English Premier League football clubs have been urged to improve disabled facilities at stadia in a report published today (Monday) by the UK’s Culture, Media and Sport Committee.

The Committee did applaud the efforts of many football, rugby league, rugby union and cricket clubs for their efforts in catering for disabled fans, but said it was “completely unacceptable” that some Premier League clubs have “failed to carry out even basic adaptations” in the past 20 years.

The report states that it is “very clear that sports clubs, notably many of those with very considerable income and resources, have not done anywhere near enough for sports fans with disabilities in recent years, despite the increase in income many of those clubs have enjoyed.”

The report cited West Ham, which last summer moved to the London Stadium, as an example, pointing to the fact that some former wheelchair spaces have been allocated a dual use for wheelchair users or for hospitality facilities.

The Committee said it “expects the needs of disabled fans to receive priority over the desire to charge a premium for extra hospitality accommodation, and, given the huge public investment in converting the Olympic Stadium into a Premier League football ground, all the partners involved should at the very (least) ensure that West Ham becomes an exemplar regarding disabled access”.

The Premier League has suggested it would consider sanctioning clubs that fail to comply with disability regulations at stadia.

Damian Collins MP, Chair of the Committee, said: “When we see examples of good practice at some clubs that are already providing disabled supporters with a good experience when they attend matches, it is especially disappointing that some of the rich clubs are not doing more. Sports fans with disabilities are not asking for a large number of expensive changes – only to have their needs taken into account in the way sports stadia are designed and operated. It is high time that sports clubs, especially for example those with plenty of resources as in football’s Premier League, changed their mindset. This isn’t really about money, it’s about the will to do it.

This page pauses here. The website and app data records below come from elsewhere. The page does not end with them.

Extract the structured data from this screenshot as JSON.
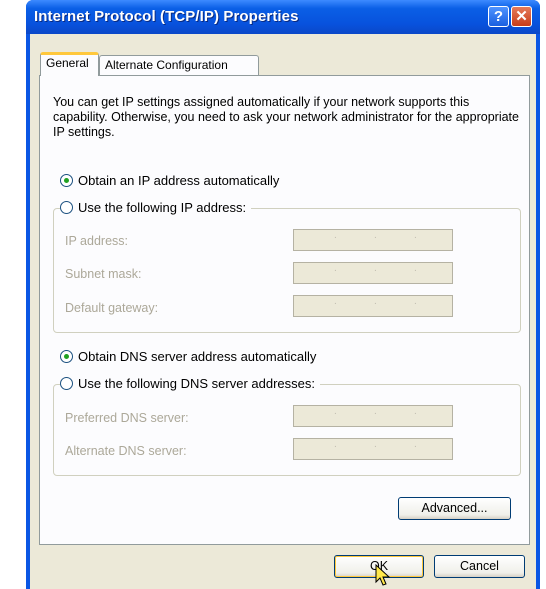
{
  "window": {
    "title": "Internet Protocol (TCP/IP) Properties",
    "help_glyph": "?",
    "close_glyph": "✕"
  },
  "tabs": [
    {
      "label": "General",
      "active": true
    },
    {
      "label": "Alternate Configuration",
      "active": false
    }
  ],
  "intro_text": "You can get IP settings assigned automatically if your network supports this capability. Otherwise, you need to ask your network administrator for the appropriate IP settings.",
  "ip_section": {
    "auto_label": "Obtain an IP address automatically",
    "manual_label": "Use the following IP address:",
    "selected": "auto",
    "fields": [
      {
        "label": "IP address:",
        "value": "",
        "enabled": false
      },
      {
        "label": "Subnet mask:",
        "value": "",
        "enabled": false
      },
      {
        "label": "Default gateway:",
        "value": "",
        "enabled": false
      }
    ]
  },
  "dns_section": {
    "auto_label": "Obtain DNS server address automatically",
    "manual_label": "Use the following DNS server addresses:",
    "selected": "auto",
    "fields": [
      {
        "label": "Preferred DNS server:",
        "value": "",
        "enabled": false
      },
      {
        "label": "Alternate DNS server:",
        "value": "",
        "enabled": false
      }
    ]
  },
  "buttons": {
    "advanced": "Advanced...",
    "ok": "OK",
    "cancel": "Cancel"
  },
  "colors": {
    "titlebar": "#0a56e4",
    "dialog_bg": "#ece9d8",
    "radio_dot": "#21a121",
    "disabled_text": "#aca899"
  },
  "icons": {
    "help": "help-icon",
    "close": "close-icon",
    "cursor": "mouse-pointer-icon"
  }
}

“It is in clubs’ own interests to pay more attention to the often very moderate needs of such a large proportion of the UK population. Most clubs do not sell all the tickets for games, and a reputation for being well adapted and welcoming to disabled supporters should enhance their reputations generally.”